In hydrogen electrolysis, water is broken down into its components—hydrogen and oxygen—by an electrochemical reaction, producing hydrogen at the negative pole and oxygen at the positive pole. The electrochemical reaction takes place in a cell between plate-shaped electrodes separated by membranes. Hundreds of cells located one above the other and pressed together form a “stack,” arranged in such a way that they produce the required amount of hydrogen as economically and effectively as possible.
Ensuring no CO2 is produced during hydrogen production, solar parks, wind turbines, and hydropower plants are used to supply the electrolyzers with electricity. The collected hydrogen from the electrolyzers can be used in fuel cells or to power hydrogen engines, feeding electricity into a power grid or used to power vehicles, ships, or in industrial manufacturing applications.
The aforementioned mtu electrolyzer product range will allow customers to store renewably produced energy in the form of hydrogen for use or for further processing and will serve as key components in larger-scale renewable cross-section energy systems. Solutions such as these can offer a modular design that are scalable in power range to provide a fully autonomous, high-power, high-efficiency solution for low-cost production of hydrogen. The first mtu electrolyzer using a Hoeller stack is set to go into operation this year, showing the part an electrolyzer can play in the overall architecture of a microgrid system.
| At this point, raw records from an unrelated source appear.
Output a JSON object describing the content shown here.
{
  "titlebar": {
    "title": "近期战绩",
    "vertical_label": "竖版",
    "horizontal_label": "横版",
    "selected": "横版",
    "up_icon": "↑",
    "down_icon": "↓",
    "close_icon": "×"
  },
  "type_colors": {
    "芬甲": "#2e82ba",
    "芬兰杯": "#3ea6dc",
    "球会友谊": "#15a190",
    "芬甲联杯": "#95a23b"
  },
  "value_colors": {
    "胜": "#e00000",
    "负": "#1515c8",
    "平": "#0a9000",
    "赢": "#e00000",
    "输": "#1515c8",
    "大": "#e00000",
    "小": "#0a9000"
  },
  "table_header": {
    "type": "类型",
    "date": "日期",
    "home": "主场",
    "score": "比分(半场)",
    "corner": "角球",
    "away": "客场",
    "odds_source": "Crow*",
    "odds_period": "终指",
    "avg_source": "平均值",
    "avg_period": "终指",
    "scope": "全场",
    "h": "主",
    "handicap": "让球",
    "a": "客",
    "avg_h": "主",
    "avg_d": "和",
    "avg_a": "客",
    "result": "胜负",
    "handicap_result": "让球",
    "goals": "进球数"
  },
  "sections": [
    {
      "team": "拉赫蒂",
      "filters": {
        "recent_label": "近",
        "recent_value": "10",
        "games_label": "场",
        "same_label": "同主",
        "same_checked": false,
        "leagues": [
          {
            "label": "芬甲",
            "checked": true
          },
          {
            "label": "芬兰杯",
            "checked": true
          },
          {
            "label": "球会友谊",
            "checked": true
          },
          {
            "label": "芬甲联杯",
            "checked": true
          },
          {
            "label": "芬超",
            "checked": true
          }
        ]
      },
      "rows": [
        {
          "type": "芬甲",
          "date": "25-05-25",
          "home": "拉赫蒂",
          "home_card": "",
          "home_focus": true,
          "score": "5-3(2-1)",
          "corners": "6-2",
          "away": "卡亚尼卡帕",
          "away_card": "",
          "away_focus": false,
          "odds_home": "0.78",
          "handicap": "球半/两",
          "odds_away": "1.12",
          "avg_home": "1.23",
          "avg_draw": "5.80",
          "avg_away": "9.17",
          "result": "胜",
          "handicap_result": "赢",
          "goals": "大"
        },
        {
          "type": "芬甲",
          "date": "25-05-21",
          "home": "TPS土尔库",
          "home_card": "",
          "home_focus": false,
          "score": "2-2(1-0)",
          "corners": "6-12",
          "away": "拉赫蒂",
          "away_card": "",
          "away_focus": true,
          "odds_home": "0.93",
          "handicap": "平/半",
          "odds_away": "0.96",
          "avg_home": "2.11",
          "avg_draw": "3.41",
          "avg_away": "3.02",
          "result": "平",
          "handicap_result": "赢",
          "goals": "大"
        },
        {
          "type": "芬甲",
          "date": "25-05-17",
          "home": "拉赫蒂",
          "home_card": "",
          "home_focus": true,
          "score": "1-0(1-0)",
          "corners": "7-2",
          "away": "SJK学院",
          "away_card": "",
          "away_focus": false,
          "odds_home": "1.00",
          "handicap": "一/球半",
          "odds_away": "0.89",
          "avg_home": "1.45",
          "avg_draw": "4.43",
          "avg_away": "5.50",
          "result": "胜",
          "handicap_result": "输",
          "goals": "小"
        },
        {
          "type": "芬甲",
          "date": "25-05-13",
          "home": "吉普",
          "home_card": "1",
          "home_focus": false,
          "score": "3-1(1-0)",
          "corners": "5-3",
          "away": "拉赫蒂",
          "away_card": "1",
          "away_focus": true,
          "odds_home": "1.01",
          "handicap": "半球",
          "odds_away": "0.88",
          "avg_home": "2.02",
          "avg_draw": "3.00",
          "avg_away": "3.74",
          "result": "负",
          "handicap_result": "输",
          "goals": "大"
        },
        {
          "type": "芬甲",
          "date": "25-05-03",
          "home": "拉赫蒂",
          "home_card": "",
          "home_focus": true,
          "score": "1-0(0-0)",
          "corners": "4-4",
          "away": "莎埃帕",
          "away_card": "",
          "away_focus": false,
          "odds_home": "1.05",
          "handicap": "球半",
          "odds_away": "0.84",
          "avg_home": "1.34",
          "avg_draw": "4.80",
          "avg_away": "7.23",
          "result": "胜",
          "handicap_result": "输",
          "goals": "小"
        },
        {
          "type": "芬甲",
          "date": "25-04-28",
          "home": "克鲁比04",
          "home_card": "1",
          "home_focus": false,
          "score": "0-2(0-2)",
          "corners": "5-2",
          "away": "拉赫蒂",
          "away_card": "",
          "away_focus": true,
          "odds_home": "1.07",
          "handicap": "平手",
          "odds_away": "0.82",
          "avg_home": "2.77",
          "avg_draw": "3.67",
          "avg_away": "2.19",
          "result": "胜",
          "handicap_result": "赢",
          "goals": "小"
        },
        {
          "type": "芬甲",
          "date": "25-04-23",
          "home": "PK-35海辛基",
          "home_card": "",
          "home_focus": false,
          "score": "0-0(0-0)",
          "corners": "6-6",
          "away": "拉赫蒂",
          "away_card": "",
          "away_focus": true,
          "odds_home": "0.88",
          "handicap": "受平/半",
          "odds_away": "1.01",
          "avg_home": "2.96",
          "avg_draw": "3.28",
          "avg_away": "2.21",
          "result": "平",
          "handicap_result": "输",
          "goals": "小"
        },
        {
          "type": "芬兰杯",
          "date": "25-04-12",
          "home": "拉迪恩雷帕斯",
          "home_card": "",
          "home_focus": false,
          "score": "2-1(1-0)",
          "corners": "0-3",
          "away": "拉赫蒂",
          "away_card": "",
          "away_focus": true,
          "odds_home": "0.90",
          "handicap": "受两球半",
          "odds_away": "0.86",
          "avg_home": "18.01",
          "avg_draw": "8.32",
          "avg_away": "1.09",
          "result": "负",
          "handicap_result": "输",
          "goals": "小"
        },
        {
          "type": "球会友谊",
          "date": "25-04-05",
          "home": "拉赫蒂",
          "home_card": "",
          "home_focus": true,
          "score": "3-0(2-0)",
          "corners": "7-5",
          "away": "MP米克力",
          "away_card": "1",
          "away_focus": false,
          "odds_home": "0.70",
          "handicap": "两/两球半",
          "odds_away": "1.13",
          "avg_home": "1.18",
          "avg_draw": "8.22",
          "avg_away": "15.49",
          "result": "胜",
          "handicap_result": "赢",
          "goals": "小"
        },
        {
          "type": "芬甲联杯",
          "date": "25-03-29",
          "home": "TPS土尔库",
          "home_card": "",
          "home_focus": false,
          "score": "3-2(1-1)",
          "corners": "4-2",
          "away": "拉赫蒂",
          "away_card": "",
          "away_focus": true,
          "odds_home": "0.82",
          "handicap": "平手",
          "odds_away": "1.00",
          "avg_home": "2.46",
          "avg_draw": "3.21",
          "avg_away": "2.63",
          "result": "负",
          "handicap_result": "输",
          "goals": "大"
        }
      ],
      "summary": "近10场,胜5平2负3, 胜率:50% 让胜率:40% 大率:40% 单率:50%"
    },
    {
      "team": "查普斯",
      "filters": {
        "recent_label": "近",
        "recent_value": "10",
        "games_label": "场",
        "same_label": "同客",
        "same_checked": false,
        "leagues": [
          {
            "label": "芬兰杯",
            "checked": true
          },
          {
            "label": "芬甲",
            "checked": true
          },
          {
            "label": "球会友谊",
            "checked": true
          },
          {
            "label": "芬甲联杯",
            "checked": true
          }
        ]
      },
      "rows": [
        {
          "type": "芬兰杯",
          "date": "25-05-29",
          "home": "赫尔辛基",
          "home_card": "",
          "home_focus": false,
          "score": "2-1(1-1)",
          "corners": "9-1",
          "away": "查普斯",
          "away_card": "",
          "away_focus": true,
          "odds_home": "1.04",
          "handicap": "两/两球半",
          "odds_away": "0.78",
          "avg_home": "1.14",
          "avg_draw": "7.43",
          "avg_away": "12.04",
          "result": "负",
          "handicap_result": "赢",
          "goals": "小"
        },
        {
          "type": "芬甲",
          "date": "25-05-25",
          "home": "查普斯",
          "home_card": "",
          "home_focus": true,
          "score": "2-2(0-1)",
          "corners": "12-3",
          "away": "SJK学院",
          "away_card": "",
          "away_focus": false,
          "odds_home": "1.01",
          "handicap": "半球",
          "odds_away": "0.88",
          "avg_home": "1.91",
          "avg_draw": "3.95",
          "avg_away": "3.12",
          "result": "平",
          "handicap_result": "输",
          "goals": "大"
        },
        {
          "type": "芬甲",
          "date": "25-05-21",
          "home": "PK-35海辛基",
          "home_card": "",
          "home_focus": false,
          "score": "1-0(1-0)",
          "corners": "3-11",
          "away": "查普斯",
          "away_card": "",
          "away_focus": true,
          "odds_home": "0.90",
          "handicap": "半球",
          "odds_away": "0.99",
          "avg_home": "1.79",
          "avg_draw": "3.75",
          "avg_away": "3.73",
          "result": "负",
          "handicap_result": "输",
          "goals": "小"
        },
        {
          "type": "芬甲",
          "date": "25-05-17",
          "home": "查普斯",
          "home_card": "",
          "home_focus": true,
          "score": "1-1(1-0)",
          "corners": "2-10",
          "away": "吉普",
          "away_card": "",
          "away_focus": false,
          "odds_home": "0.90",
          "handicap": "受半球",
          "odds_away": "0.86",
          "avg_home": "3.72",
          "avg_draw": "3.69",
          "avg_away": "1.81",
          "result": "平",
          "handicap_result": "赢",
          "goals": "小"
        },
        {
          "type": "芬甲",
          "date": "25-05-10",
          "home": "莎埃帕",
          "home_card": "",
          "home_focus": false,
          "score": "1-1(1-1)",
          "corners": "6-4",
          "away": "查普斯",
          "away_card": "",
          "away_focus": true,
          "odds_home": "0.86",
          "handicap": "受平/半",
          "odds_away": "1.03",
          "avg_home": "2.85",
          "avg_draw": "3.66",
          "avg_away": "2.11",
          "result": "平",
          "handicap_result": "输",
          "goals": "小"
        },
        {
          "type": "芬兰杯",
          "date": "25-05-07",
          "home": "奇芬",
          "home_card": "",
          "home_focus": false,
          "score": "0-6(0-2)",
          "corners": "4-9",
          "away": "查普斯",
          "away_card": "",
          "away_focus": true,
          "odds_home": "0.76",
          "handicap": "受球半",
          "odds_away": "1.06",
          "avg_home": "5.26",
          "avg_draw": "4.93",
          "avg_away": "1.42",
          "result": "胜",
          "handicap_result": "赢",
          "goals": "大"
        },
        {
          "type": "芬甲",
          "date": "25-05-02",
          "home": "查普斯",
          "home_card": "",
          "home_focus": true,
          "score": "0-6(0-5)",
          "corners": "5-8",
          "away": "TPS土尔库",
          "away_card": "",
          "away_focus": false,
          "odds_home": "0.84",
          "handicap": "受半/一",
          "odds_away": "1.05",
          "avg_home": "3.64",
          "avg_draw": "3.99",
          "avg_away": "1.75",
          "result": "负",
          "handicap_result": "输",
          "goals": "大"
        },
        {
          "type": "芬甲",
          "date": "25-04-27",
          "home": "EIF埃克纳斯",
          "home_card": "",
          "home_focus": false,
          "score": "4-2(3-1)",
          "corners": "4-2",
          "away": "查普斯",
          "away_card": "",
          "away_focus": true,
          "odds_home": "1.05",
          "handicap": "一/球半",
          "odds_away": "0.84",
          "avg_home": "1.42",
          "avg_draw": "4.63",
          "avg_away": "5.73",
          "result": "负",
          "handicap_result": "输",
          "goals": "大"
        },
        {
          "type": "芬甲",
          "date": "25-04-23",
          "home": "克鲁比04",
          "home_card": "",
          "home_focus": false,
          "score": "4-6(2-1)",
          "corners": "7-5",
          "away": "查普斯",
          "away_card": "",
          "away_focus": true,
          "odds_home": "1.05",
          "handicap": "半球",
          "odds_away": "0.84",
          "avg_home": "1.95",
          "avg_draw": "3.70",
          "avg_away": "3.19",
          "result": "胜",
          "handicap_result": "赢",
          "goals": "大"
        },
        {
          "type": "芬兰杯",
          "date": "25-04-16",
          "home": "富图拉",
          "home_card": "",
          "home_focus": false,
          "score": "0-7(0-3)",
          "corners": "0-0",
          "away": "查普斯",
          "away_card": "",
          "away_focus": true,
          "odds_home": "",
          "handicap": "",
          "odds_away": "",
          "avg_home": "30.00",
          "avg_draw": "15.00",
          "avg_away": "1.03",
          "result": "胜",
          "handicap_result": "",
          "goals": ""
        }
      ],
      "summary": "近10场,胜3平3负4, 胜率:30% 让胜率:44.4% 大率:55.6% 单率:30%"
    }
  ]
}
The introduction of green hydrogen is not without its challenges, however. As part of an individual energy system, hydrogen increases the number of technologies required for operation, raising the complexity of operating strategies and creating new challenges in automation and controls. As industry transitions from today’s hybrid solutions that feature hydrogen as a component to tomorrow’s multiple hydrogen-based technology solutions, operation strategies will need to be adapted and respective intelligent asset controls will need to be integrated.
Offering one way to address this, Rolls-Royce is introducing a new system called mtu EnergetIQ, a smart automation platform that continuously recalculates the best operating strategy of complex energy systems while taking forecasts of renewables, prediction of energy demand, and hydrogen and cost into account. The platform can be used to calculate the ideal mix in terms of power generation, storage, and requirements. Capabilities like that of EnergetIQ will be increasingly important as manufacturers begin to reconceptualize their power supply systems, as the future of energy technology lies in increasing diversity, complexity, and integration.
—Armin Fürderer is head of net-zero solutions with Rolls-Royce Power Systems.